The Cazorla Natural Park, or the Parque Natural de las Sierras de Cazorla, Segura and La Villas, to give its complete name, is Spain’s largest national park and the second largest in Europe. Most definitely, one of Spain’s best kept secrets. An area of outstanding natural beauty, it was designated a UNESCO biosphere reserve in 1983 and created a natural park in 1989.
UNESCO biosphere reserve
Covering a total area of 214,000 hectares of extremely diverse terrain. The park covers almost a fifth of Jaen province. There are vast expanses of pine forests, river valleys, deep canyons, spectacular waterfalls, rivers, reservoirs and lakes. The sources of the Segura and the mighty Guadalquivir river are here. The Guadalquivir eventually flows through the cities of Cordoba and Sevilla before entering the Atlantic at Cadiz. Whereas the Segura eventually leads to the Mediterranean.
By far the largest reservoir in the park, the Embalse de Tranco, is actually the first attempt at damming the river Guadalquivir just after its birth. It is also an important source of hydroelectric power for the area.
All of these areas are interspersed with jagged peaks of karst that can rise up to over 2000m. The highest peak in is the Pico Empanada at 2107m, with the lowest point of the park at 450m, nearly all of the area is above 600m. You couldn’t hope for more beautiful countryside.
Abundance of wildlife
The park has always been home to an abundance of wildlife, leading it to be severely over-hunted at one point.

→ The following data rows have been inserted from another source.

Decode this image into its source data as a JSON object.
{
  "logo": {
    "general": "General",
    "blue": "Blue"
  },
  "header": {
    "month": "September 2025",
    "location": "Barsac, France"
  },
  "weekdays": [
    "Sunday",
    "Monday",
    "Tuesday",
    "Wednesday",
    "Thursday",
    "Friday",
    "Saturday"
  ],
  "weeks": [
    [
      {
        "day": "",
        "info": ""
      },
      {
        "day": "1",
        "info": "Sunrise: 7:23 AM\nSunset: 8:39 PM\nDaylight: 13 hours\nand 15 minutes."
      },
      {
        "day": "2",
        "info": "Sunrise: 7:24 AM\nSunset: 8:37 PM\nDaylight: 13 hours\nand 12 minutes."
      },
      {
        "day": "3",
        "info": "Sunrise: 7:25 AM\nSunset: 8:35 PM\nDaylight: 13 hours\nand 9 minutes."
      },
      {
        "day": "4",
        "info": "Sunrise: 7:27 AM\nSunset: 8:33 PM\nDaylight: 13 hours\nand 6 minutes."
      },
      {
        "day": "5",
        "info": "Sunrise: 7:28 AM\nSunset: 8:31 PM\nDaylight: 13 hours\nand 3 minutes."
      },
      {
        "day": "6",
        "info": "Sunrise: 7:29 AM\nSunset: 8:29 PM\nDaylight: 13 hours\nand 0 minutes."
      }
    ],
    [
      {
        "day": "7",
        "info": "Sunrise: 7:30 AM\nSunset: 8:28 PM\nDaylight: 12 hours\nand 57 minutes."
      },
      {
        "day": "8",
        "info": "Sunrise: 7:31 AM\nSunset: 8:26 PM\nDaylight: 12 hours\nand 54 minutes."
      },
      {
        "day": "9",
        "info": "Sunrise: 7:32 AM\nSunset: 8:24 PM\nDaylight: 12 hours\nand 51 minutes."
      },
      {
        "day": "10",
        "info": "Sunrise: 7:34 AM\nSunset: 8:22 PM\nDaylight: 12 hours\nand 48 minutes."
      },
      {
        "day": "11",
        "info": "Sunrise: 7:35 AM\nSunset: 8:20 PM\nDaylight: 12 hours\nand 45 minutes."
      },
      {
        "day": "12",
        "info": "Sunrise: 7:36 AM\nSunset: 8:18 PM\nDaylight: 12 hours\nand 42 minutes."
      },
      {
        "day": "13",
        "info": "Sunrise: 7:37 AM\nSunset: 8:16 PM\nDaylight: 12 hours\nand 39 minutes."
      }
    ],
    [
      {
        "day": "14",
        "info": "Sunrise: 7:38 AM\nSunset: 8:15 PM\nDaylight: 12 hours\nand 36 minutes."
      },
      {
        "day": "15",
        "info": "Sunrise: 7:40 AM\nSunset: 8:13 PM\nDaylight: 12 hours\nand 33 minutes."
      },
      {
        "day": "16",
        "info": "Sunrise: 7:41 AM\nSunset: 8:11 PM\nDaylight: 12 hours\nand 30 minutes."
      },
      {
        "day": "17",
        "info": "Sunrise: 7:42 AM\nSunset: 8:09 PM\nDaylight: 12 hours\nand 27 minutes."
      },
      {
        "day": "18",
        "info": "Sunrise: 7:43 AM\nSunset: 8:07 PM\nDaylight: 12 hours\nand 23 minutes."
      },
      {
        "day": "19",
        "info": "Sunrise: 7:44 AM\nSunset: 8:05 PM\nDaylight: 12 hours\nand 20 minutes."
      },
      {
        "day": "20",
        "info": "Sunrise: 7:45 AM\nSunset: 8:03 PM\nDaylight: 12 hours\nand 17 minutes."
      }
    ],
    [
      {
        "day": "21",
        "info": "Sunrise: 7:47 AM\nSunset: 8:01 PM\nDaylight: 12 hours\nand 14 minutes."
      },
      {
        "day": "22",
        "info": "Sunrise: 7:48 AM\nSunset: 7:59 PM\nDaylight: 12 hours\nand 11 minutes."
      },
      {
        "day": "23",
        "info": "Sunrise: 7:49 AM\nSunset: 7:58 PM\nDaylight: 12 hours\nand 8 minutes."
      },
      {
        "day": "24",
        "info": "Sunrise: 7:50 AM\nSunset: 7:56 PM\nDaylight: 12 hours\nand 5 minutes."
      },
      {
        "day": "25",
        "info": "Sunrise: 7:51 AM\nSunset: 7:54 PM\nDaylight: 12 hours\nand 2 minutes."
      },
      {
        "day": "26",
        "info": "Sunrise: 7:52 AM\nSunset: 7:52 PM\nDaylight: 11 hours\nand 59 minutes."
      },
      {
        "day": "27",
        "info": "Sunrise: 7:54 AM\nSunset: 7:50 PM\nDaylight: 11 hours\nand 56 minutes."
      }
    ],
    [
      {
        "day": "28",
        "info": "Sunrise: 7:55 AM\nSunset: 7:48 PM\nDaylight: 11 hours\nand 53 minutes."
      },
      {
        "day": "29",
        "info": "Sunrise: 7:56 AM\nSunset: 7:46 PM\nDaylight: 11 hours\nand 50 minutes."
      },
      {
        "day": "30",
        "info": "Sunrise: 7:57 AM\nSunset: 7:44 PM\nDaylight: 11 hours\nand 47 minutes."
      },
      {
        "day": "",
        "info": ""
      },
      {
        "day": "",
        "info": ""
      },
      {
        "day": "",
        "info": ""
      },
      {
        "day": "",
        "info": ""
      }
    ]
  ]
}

It was even known to be General Franco’s preferred hunting area. During the 1950s the area was declared a national hunting reserve, with the idea of increasing the numbers of game. Various species were reintroduced with Mouflon brought in from France, fallow dear from the mountains of Segovia and stocks of red deer and wild boar replenished. The experiment was a success and the subsequent declaration of the park being a natural park, with far greater controls on hunting, has meant the region is one of the best in Spain for observing wild animals.
Coupled with an impressive number of birds of prey – several types eagle, griffons, vultures, goshawks – and the exceptional flora – over 2000 species with at least two dozen of them endemic to the park, you begin to get a feel for what Cazorla national park is all about. A natural paradise.